Joe Provenzano is Third Mind’s archivist and managing curator—Nusbaum calls him “my prodigious protege.” His longtime assistant, Karen McIntyre, will be helping out, too. “She’s a good sport,” Nusbaum says. “She made the transition from real estate … to surreal estate.”
The Oxford English Dictionary defines the Beat generation as “a movement of young people in the 1950s who rejected conventional society and favored Zen Buddhism, modern jazz, free sexuality, and recreational drugs.” Third Mind’s collections include “collectible antiquarian books, journals, broadsides, various ephemera & even a few artworks,” emails Nusbaum. “Our core specialty has been and remains the great figures of the Beat Generation, their predecessors and progeny,” including “the iconic first edition/ first printing of Jack Kerouac’s On the Road hardcover in dust jacket (1957),” with a price tag of $4,000.
For those who aren’t in the market for a $4,000 first edition, Provenzano says, they’re “stocking a bunch of City Lights titles—City Lights being the great publishing house started by Lawrence Ferlinghetti in the early 1950s … very affordable, under $20. Handpicked by Arthur and me.
“Also, we’re going to have a small staff recommendations table that is going to feature selections from Arthur, and our two other recently hired associates, Wes [Bostwick] and Eli [Neumann], that are going to be no more than $20. Starter volumes, to get people interested and start communicating some of the value that we know to be there when it comes to the Beats and the great relevance they have to many different disciplines and eras and people in life.
“I think the location is ideal,” says landlord Ed Shaffran, a longtime friend of Nusbaum. “You’ve got a unique little cluster—small, home-grown, local, owners-in-the store retailers. It’s not the big-box people.
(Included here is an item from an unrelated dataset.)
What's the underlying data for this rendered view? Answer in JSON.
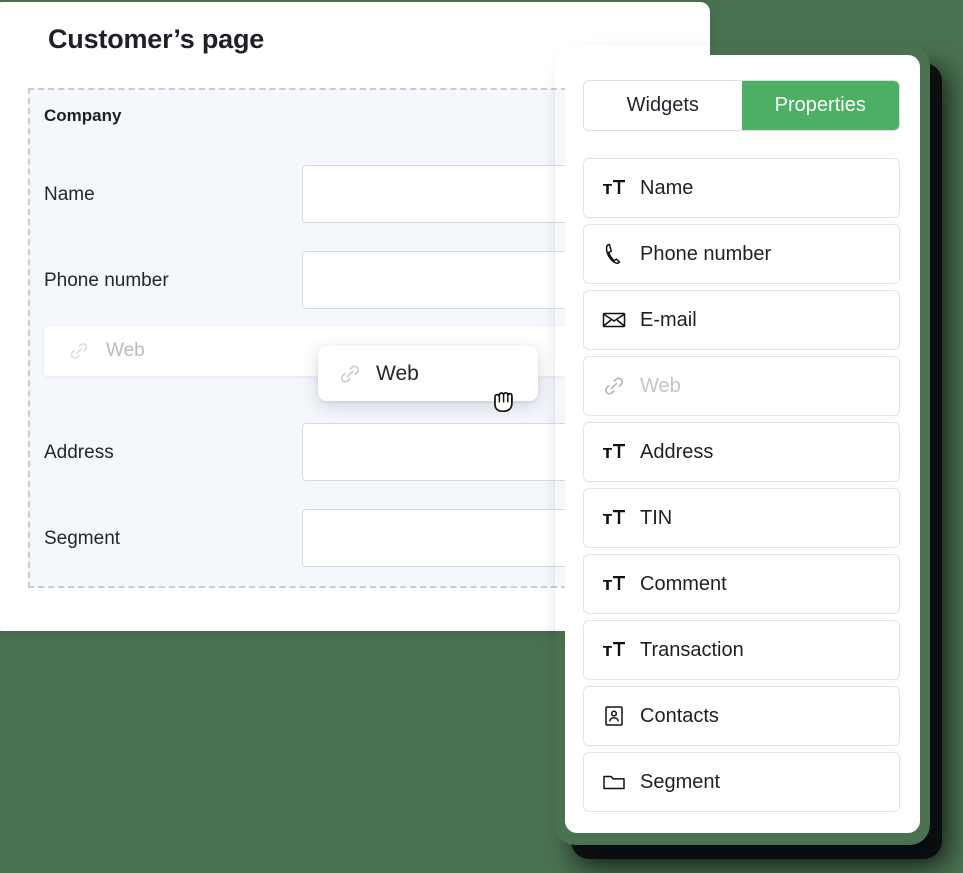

To me, it’s original Ann Arbor.”
“It’s the heart, baby,” says Nusbaum. “It’s the heart of downtown.”
Third Mind Books, 118 E. Washington, (734) 994–3241. Mon.–Sat. 11 a.m.–8 p.m., Sun. noon–5 p.m.